Located in Sitka, Alaska, Sitka Tribal Tours offers tour packages that showcase Sitka’s rich history and culture. While the company provides visitors with a look at everything unique to Sitka, the Tribally owned company focuses on Tlingit Native culture and Alaska Native experiences. The tours are targeted to cruise ship passengers as well as overnight visitors, with a variety of culturally-oriented programs available.
All guides employed by Sitka Tribal Tours are residents of the community and participate in annual team training led by Tlingit elders and local historians to ensure cultural authenticity and historical accuracy. Sitka Tribal Tours stands out from other area operators by ensuring all guides are Alaska Natives with a connection to Sitka’s culture and history.
All guides employed by Sitka Tribal Tours are residents of the community and participate in annual team training led by Tlingit elders and local historians…
Be Native Tours, owned by the Chickasaw Nation of Oklahoma, showcases local culture through various pre-built itineraries, including its one-day Chickasaw Legacy tour. Exploring south-central Oklahoma, the Chickasaw Legacy tour includes stops at the Chickasaw Nation Information Center, the Chickasaw White House, the National Capitol Building, Council House Museum and the Chickasaw Bank Museum. Guests can also add on local stops at the Chickasaw Cultural Center, the Chickasaw National Recreation Area and overnight at the Chickasaw Retreat and Conference Center or Artesian Hotel.
Be Native Tours augments its revenue model by providing fully customizable tours in Oklahoma and the surrounding states, allowing travelers and tour operators to build the exact itinerary they want.
Be Native Tours also provides step-on guide service for travelers and travel companies requiring on-the-ground assistance. The company has a team of local experts who share insider information about events, dining, landmarks and must-see attractions so that each guest has a personalized experience.
Navajo Nation Parks & Recreation
Covering more than 25,000 miles and four states, the Navajo Nation is home to some of the world’s most iconic visitor destinations. Governing these private lands, the Navajo Nation Parks & Recreation department was formed to “protect, preserve and manage Tribal parks, monuments and recreation areas for the perpetual enjoyment and benefit of the Navajo Nation.”

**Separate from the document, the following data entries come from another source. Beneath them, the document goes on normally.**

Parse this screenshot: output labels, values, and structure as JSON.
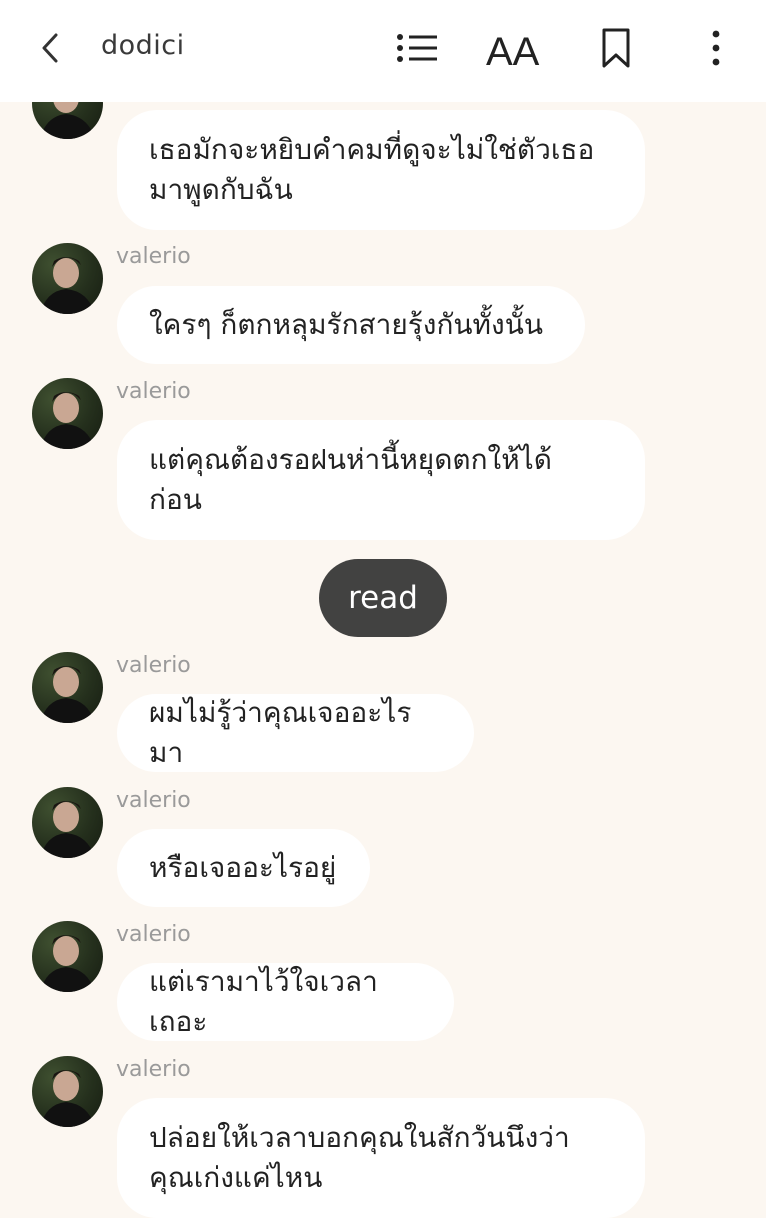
{
  "header": {
    "title": "dodici",
    "icons": {
      "back": "chevron-left-icon",
      "list": "list-icon",
      "font": "font-size-icon",
      "font_label": "AA",
      "bookmark": "bookmark-icon",
      "more": "more-vertical-icon"
    }
  },
  "colors": {
    "background": "#fcf7f1",
    "header": "#ffffff",
    "bubble": "#ffffff",
    "read_pill": "#424241",
    "sender_text": "#9a9a9a"
  },
  "messages": [
    {
      "sender": "",
      "text": "เธอมักจะหยิบคำคมที่ดูจะไม่ใช่ตัวเธอ\nมาพูดกับฉัน"
    },
    {
      "sender": "valerio",
      "text": "ใครๆ ก็ตกหลุมรักสายรุ้งกันทั้งนั้น"
    },
    {
      "sender": "valerio",
      "text": "แต่คุณต้องรอฝนห่านี้หยุดตกให้ได้\nก่อน"
    },
    {
      "sender": "valerio",
      "text": "ผมไม่รู้ว่าคุณเจออะไรมา"
    },
    {
      "sender": "valerio",
      "text": "หรือเจออะไรอยู่"
    },
    {
      "sender": "valerio",
      "text": "แต่เรามาไว้ใจเวลาเถอะ"
    },
    {
      "sender": "valerio",
      "text": "ปล่อยให้เวลาบอกคุณในสักวันนึงว่า\nคุณเก่งแค่ไหน"
    }
  ],
  "read_button": {
    "label": "read"
  }
}
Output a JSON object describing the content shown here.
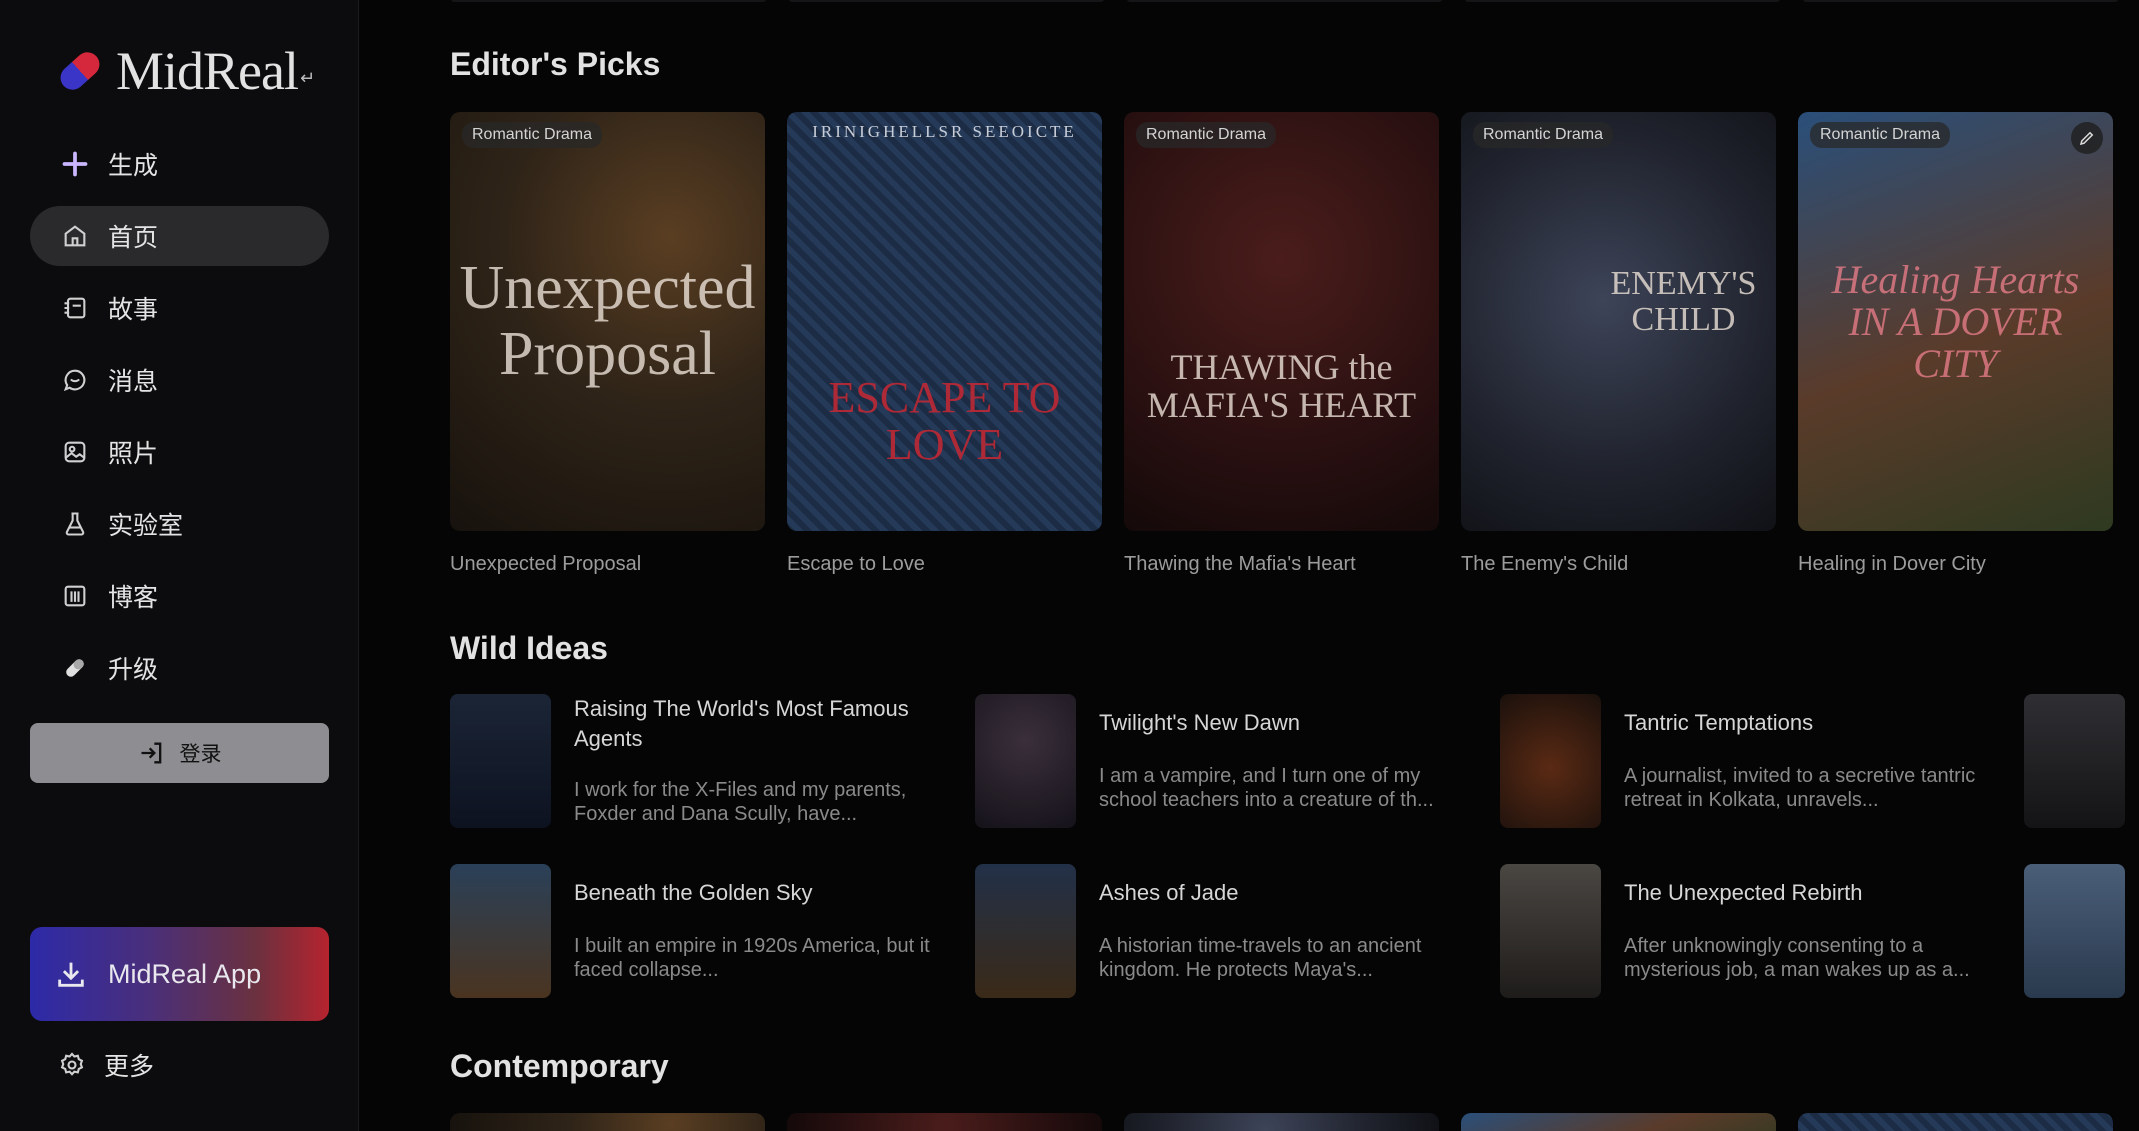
{
  "sidebar": {
    "logo": {
      "text": "MidReal",
      "sup": "↵"
    },
    "items": [
      {
        "label": "生成",
        "icon": "plus-icon"
      },
      {
        "label": "首页",
        "icon": "home-icon"
      },
      {
        "label": "故事",
        "icon": "story-icon"
      },
      {
        "label": "消息",
        "icon": "message-icon"
      },
      {
        "label": "照片",
        "icon": "photo-icon"
      },
      {
        "label": "实验室",
        "icon": "flask-icon"
      },
      {
        "label": "博客",
        "icon": "blog-icon"
      },
      {
        "label": "升级",
        "icon": "pill-icon"
      }
    ],
    "login_label": "登录",
    "app_label": "MidReal App",
    "more_label": "更多"
  },
  "editors_picks": {
    "heading": "Editor's Picks",
    "cards": [
      {
        "title": "Unexpected Proposal",
        "badge": "Romantic Drama",
        "cover_text": "Unexpected Proposal"
      },
      {
        "title": "Escape to Love",
        "badge": "",
        "cover_top": "IRINIGHELLSR SEEOICTE",
        "cover_text": "ESCAPE TO LOVE"
      },
      {
        "title": "Thawing the Mafia's Heart",
        "badge": "Romantic Drama",
        "cover_text": "THAWING the MAFIA'S HEART"
      },
      {
        "title": "The Enemy's Child",
        "badge": "Romantic Drama",
        "cover_text": "ENEMY'S CHILD"
      },
      {
        "title": "Healing in Dover City",
        "badge": "Romantic Drama",
        "cover_text": "Healing Hearts IN A DOVER CITY"
      }
    ]
  },
  "wild_ideas": {
    "heading": "Wild Ideas",
    "items": [
      {
        "title": "Raising The World's Most Famous Agents",
        "desc": "I work for the X-Files and my parents, Foxder and Dana Scully, have..."
      },
      {
        "title": "Twilight's New Dawn",
        "desc": "I am a vampire, and I turn one of my school teachers into a creature of th..."
      },
      {
        "title": "Tantric Temptations",
        "desc": "A journalist, invited to a secretive tantric retreat in Kolkata, unravels..."
      },
      {
        "title": "Beneath the Golden Sky",
        "desc": "I built an empire in 1920s America, but it faced collapse..."
      },
      {
        "title": "Ashes of Jade",
        "desc": "A historian time-travels to an ancient kingdom. He protects Maya's..."
      },
      {
        "title": "The Unexpected Rebirth",
        "desc": "After unknowingly consenting to a mysterious job, a man wakes up as a..."
      }
    ]
  },
  "contemporary": {
    "heading": "Contemporary"
  }
}
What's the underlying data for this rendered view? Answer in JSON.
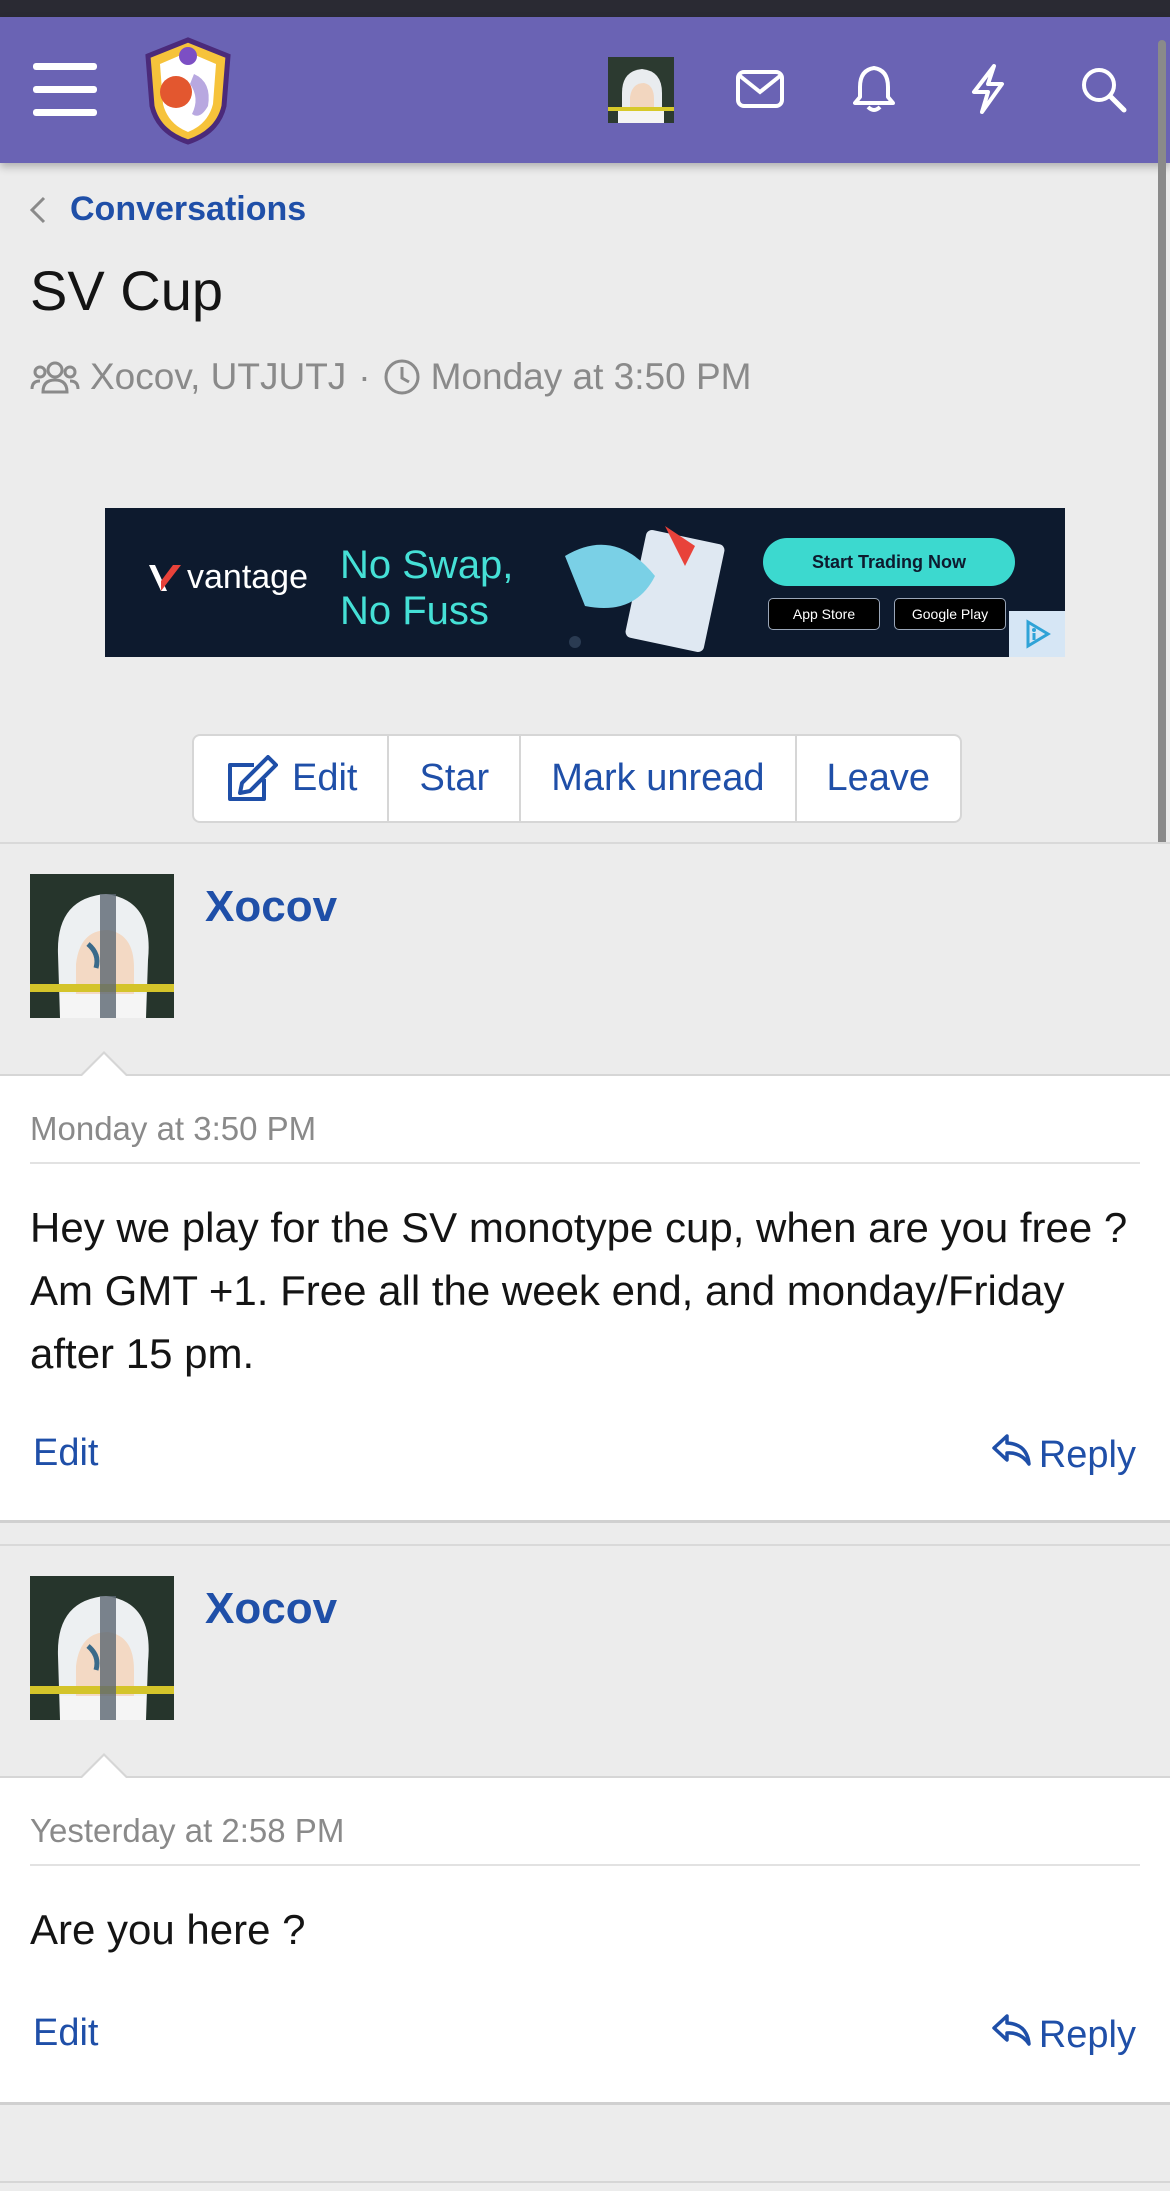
{
  "header": {
    "icons": {
      "menu": "hamburger-menu-icon",
      "logo": "site-logo",
      "avatar": "user-avatar",
      "inbox": "envelope-icon",
      "alerts": "bell-icon",
      "whats_new": "lightning-bolt-icon",
      "search": "search-icon"
    },
    "bar_color": "#6a63b4"
  },
  "breadcrumb": {
    "label": "Conversations"
  },
  "conversation": {
    "title": "SV Cup",
    "participants": "Xocov, UTJUTJ",
    "separator": "·",
    "started": "Monday at 3:50 PM"
  },
  "ad": {
    "brand": "vantage",
    "slogan_line1": "No Swap,",
    "slogan_line2": "No Fuss",
    "cta": "Start Trading Now",
    "store1": "App Store",
    "store2": "Google Play"
  },
  "actions": {
    "edit": "Edit",
    "star": "Star",
    "mark_unread": "Mark unread",
    "leave": "Leave"
  },
  "messages": [
    {
      "author": "Xocov",
      "date": "Monday at 3:50 PM",
      "text": "Hey we play for the SV monotype cup, when are you free ? Am GMT +1. Free all the week end, and monday/Friday after 15 pm.",
      "edit": "Edit",
      "reply": "Reply"
    },
    {
      "author": "Xocov",
      "date": "Yesterday at 2:58 PM",
      "text": "Are you here ?",
      "edit": "Edit",
      "reply": "Reply"
    }
  ],
  "colors": {
    "link": "#1f4fa8",
    "muted": "#8a8a8a",
    "page_bg": "#ececec"
  }
}
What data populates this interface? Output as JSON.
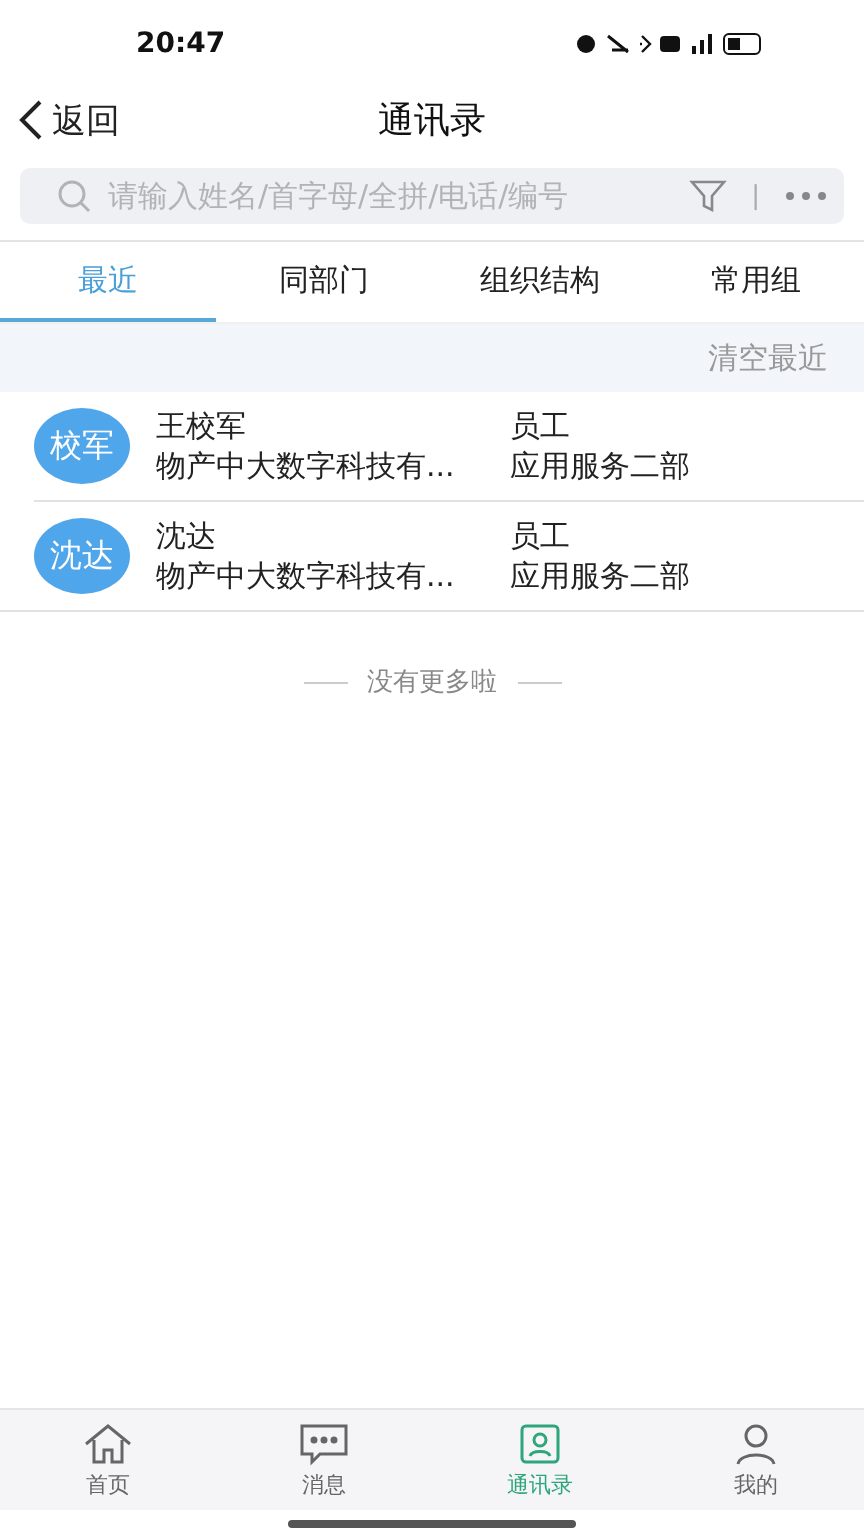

Fortunately, Navajo Nation shares these private lands with visitors, albeit through a strict set of guidelines that warn, “All areas on the Navajo Nation are closed to non-Navajos unless you have a valid camping, hiking, or backcountry permit issued by Navajo Nation Parks and Recreation Department or other duly delegated Tribal authority. Failure to have a permit is considered Trespassing on a Federal Indian Land.”
Guided tour companies operating on Navajo lands are also strictly regulated through the Navajo Nation Parks & Recreation department as well as by policies set by the Department of Economic Development.
Today, a dozen or so Navajo-owned companies operate tours on Navajo Park lands, including Antelope Canyon Navajo Tours. Jaslynn Begay, the company’s marketing manager, believes Tribal tourism is poised to be an incredibly popular tourism segment in the very near future.
Her advice to other Tribes and Native-owned businesses looking to start a tour company?
“[Anybody] can create a tour operation and be successful as long as they stay true to what they’re doing.”
–Jaslynn Begay, Antelope Canyon Navajo Tours
AIANTA maintains a list of Native American tour companies in the US and what makes them each unique. Visit www.aianta.org/native-american-tours/ to get some ideas about developing for your own Native tourism businesses. Or view AIANTA’s free Interpreting Culture: How to Run a Successful Tour Business webinar at www.aianta.org/interpreting-culture/.